**WHAT IS NEEDED:** The lines to copy are those holding the string "title" in the entries below.

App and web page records
BEGIN

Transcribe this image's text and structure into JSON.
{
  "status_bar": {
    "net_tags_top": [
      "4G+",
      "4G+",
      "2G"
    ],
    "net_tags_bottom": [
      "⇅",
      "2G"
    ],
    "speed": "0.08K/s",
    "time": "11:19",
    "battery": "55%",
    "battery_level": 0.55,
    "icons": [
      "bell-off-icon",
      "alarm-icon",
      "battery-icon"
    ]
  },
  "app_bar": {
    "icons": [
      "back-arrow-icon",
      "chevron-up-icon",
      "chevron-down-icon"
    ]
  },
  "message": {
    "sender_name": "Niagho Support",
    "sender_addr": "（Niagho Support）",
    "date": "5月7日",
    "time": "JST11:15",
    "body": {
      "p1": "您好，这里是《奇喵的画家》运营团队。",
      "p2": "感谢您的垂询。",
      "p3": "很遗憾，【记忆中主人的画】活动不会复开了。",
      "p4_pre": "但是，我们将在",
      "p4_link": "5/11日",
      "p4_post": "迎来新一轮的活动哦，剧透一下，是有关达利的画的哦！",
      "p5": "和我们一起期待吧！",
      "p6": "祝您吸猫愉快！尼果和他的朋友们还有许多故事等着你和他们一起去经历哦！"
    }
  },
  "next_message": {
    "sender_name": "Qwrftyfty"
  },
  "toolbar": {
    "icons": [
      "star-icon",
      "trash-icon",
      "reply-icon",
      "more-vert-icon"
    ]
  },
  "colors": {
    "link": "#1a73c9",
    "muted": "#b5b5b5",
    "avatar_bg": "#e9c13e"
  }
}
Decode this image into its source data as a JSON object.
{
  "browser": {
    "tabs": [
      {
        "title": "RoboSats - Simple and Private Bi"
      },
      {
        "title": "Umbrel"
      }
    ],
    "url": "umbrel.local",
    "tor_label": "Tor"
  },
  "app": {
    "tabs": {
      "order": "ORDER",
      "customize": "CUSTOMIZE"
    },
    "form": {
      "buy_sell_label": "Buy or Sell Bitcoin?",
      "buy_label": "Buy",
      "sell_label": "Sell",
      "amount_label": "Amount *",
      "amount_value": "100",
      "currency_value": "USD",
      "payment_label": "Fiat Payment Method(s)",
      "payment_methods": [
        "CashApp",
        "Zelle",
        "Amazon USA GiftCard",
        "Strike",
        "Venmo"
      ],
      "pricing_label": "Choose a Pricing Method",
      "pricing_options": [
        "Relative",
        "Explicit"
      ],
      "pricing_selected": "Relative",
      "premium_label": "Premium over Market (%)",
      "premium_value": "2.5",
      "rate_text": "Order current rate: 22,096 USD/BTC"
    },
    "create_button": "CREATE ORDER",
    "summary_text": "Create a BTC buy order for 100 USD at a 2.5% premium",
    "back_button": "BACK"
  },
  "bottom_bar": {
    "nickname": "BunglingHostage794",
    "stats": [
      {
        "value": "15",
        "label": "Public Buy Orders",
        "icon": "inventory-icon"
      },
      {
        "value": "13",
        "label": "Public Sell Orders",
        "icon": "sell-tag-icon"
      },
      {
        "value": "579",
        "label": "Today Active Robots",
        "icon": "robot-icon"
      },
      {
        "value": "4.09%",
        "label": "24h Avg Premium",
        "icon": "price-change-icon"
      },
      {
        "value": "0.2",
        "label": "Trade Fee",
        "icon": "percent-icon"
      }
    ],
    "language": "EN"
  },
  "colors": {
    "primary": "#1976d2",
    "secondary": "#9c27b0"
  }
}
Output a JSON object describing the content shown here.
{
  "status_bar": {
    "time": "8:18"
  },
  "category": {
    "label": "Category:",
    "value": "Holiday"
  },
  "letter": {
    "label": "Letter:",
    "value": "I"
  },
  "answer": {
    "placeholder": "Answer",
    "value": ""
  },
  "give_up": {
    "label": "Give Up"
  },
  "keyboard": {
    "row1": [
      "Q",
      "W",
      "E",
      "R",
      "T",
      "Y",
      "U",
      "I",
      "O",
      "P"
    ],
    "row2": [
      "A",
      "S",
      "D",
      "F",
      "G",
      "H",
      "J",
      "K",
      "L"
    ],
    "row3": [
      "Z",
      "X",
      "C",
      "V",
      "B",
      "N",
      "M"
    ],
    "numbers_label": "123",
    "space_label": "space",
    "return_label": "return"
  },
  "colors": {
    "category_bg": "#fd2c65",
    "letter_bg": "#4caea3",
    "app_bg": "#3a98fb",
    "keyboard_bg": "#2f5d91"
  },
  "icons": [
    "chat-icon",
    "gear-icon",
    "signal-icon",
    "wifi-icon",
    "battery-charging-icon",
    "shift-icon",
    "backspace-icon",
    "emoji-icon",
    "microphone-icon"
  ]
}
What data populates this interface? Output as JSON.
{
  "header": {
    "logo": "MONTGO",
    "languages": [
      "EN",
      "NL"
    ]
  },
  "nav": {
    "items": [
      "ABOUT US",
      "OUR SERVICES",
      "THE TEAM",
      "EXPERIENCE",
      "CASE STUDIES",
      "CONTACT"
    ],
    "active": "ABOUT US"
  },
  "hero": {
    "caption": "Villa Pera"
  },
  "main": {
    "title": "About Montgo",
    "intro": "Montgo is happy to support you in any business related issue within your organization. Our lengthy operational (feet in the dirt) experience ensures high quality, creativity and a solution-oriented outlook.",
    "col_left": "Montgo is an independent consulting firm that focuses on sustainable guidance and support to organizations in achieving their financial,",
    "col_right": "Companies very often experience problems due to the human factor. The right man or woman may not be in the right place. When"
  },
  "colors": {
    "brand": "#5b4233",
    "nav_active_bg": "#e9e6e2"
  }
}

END

**RESULT FOR THIS EXERCISE:**
        "title": "RoboSats - Simple and Private Bi"
        "title": "Umbrel"
    "title": "About Montgo",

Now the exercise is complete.